**EXERCISE AIM**. In the entries below, filter for the word "Main" and copy every matching line.

┌─ INFORMATION PROVIDED

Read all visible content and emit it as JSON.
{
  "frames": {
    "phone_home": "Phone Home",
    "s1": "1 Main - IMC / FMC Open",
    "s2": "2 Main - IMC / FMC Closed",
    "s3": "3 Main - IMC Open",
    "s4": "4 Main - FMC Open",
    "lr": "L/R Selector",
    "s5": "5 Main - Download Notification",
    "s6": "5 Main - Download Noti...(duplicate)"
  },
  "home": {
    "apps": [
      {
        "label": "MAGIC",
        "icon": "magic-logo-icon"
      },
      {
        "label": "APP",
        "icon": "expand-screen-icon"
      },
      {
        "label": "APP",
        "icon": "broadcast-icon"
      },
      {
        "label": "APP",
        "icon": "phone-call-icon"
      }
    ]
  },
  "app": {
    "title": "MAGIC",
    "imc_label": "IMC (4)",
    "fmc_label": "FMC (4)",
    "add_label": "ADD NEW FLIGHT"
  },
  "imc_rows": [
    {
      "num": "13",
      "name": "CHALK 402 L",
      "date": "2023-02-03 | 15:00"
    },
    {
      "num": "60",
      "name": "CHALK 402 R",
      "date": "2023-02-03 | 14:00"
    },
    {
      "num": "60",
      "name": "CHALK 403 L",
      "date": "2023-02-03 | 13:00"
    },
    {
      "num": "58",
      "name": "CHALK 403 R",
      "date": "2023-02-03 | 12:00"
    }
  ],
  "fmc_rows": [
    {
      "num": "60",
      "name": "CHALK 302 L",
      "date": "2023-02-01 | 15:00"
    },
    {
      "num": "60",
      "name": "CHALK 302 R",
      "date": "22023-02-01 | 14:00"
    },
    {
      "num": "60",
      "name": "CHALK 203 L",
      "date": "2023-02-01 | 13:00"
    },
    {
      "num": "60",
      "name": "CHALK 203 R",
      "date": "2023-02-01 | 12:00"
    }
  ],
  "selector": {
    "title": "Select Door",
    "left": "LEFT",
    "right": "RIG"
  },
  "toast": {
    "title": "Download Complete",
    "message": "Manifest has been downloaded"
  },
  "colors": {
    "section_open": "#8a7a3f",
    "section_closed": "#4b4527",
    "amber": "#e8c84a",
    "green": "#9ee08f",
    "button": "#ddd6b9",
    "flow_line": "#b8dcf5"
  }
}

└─
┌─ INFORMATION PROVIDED

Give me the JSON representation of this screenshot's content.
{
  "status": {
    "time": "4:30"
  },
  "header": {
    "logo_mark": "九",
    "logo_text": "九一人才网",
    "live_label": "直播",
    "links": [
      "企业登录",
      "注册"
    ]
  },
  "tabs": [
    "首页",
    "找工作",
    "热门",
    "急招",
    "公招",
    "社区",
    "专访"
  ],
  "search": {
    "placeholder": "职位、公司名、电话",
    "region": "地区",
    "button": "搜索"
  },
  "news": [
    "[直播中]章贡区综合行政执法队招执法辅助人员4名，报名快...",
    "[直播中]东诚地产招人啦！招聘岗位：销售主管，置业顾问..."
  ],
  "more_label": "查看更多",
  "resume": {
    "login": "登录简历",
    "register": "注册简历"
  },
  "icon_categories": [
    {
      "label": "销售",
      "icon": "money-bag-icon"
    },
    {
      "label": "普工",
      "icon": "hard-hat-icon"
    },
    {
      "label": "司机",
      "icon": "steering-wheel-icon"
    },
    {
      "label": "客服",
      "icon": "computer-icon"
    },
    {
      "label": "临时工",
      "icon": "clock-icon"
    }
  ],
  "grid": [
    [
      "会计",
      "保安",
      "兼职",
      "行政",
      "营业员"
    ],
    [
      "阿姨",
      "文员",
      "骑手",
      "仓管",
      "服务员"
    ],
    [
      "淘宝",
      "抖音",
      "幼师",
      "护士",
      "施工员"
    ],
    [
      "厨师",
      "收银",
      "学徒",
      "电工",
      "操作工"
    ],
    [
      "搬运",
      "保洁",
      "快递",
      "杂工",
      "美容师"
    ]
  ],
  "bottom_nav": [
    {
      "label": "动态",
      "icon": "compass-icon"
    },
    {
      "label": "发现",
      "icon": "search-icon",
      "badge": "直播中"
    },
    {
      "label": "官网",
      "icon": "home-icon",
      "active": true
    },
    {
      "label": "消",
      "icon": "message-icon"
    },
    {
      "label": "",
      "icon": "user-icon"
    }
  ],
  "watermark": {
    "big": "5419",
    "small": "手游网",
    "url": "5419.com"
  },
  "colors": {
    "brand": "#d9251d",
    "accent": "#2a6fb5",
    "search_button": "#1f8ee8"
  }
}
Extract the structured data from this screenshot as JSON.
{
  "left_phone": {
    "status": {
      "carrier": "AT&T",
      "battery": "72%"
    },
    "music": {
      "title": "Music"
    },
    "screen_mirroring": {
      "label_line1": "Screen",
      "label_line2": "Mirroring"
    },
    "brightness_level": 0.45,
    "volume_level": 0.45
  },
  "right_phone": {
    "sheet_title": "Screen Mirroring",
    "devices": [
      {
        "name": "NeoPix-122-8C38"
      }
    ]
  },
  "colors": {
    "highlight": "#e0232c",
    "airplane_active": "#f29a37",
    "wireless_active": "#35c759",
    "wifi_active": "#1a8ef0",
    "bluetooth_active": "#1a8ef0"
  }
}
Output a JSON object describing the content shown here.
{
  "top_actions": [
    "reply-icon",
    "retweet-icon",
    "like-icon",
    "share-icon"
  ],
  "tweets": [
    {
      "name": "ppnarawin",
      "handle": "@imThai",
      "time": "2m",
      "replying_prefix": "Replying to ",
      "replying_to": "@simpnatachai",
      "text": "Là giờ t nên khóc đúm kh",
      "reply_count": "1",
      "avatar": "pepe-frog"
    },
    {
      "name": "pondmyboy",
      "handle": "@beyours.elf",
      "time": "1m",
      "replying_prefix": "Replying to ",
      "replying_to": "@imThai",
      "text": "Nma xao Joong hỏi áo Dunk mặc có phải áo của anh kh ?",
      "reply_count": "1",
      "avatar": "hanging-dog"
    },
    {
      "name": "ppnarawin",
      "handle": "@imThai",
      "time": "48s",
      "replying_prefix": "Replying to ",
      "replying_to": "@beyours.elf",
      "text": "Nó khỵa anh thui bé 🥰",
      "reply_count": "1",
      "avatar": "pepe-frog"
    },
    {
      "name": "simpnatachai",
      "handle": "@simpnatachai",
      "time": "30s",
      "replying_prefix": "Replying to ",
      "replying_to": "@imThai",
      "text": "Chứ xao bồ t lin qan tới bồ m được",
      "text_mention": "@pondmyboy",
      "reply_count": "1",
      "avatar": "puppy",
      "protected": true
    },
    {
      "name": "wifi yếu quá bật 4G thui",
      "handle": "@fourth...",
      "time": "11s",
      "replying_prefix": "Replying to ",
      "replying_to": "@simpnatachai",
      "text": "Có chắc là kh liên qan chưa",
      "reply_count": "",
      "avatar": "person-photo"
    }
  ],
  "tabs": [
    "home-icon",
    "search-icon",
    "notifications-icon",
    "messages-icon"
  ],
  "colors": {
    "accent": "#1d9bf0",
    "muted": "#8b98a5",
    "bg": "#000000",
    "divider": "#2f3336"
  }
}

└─

**SOLUTION**.
    "s1": "1 Main - IMC / FMC Open",
    "s2": "2 Main - IMC / FMC Closed",
    "s3": "3 Main - IMC Open",
    "s4": "4 Main - FMC Open",
    "s5": "5 Main - Download Notification",
    "s6": "5 Main - Download Noti...(duplicate)"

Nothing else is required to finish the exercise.